The more I read, the more I am convinced that HIT or High Intensity Training is good for us humans! Granted more research is needed but what the smaller studies are showing, including Australian studies, is that it can reduce your risk of type 2 diabetes, increase your VO2max, change your gut bacteria to a more diverse bunch (which is good when it comes to stomach flora), increases number of fat burner gut bacteria and reduces hunger hormones and increases full hormones! What areas you will gain benefit in seems like it depends on your genetics at this point, but they are also showing more and more that genetics are not the be all and end all – so excited about some longer term studies in this area! Chances are you are going to benefit in at least one of these areas so here are a couple of HIT methods for you to try – have fun!
30 second sprint : up to 4 minute recovery
To do this one you warm up for 2-5 minutes then sprint your little heart out for 30 seconds. You recover by going back to a steady pace for 4 minutes and then you sprint your little heart out for another 30 seconds. It’s that simple. You repeat this process 4-6 times, cool down with a light 2-4 minutes and don’t forget to stretch! You can do this on the bike, treadmill or outdoor running.
My 1 month experiment – Day 1
I did the HIT routine above outside this morning which was good because the terrain varied so some sprints were up hill and some were flat. The first 2 sprints I felt I was working at maximum capacity; half way through the 3rd I couldn’t keep up the pace and the last 3 sprints were actually jogs. I was very surprised given you get 4 minutes of recovery that the muscles just wouldn’t go any more! I am going to follow this method 2 times per week for a month and see if I get results. The results I will be tracking are increased maximal effort (i.e. how many sprints can I put maximum effort into before my muscles give in), food and weight including changes in my diet as I’m interested to see if my appetite naturally suppresses as the research suggests. I am going to use my fitness pal to track my calories but I will put the data in after the month so I don’t get swayed to eat more or less depending on what the calorie tracker is showing me, so I will write down what I eat during the actual month. With my weight I am going to close my eyes and get Adam to write down the number and track it for the month so I don’t actually know if my weight is changing or not! Hopefully it doesn’t go up!! I will also include cravings in my food diary – because lately I have been craving sugar at night like crazy! So it will be interesting to see if that goes away or not. I have tried HIT in the past but never measured the results. If you’d like to join me feel free to do the same and post your results here or if you’d like to share them privately email me.

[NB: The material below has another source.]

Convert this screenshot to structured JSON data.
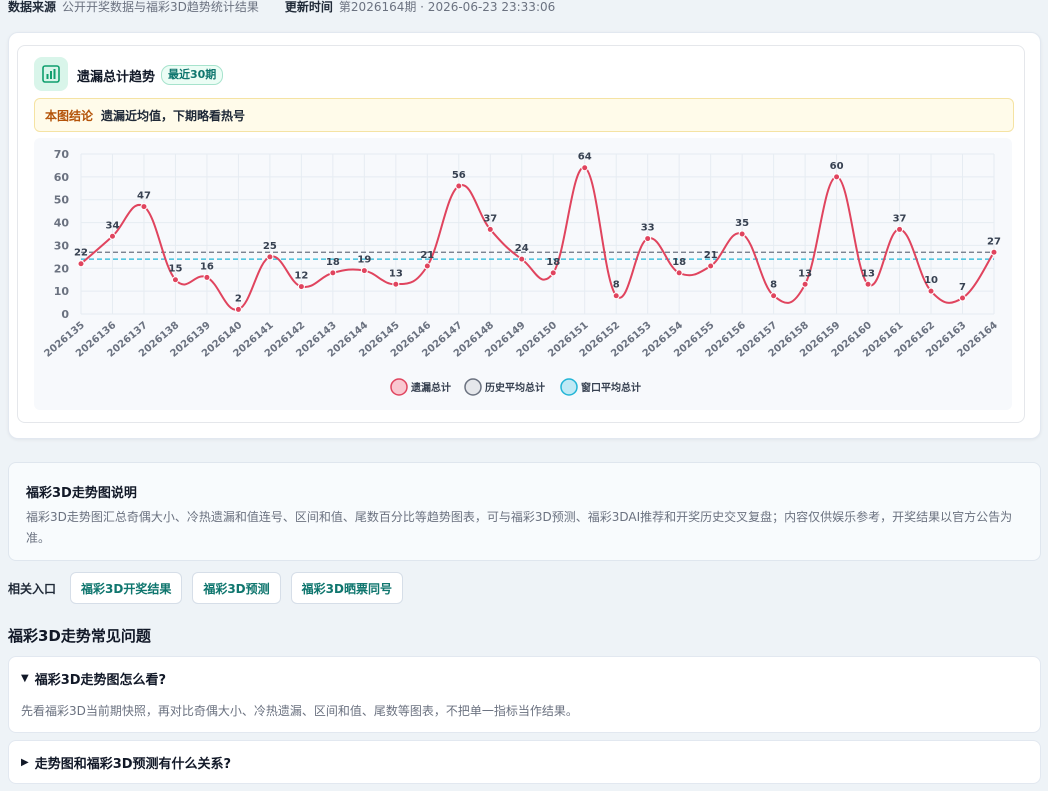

20 second sprint : up to 4 minutes recovery
This HIT workout can be done using the same methods as above. You only need to repeat this one 3 times and again do it 2-3 times per week (in the study they did it 3 times per week).
For the unfit, injured or scared of HIT people
HIT has been tested on the elderly population with great success. The elderly group are more at risk of things like pulling a muscle or heart attack but the studies have shown nothing but positive results however it is advised that you ease yourself into HIT and get clearance from your doctor if you have any kind of medical condition. If you’re prone to injury try choosing a method you know will be safe for you such as the lower impact method of bike riding.
For more information I would recommend reading Dr. Michael Mosley’s book Fast Exercise. It explains the science, explains the workouts and how to measure the impact for yourself. I will give you the results at the end of the month along with any tips or tricks I have picked up along the way.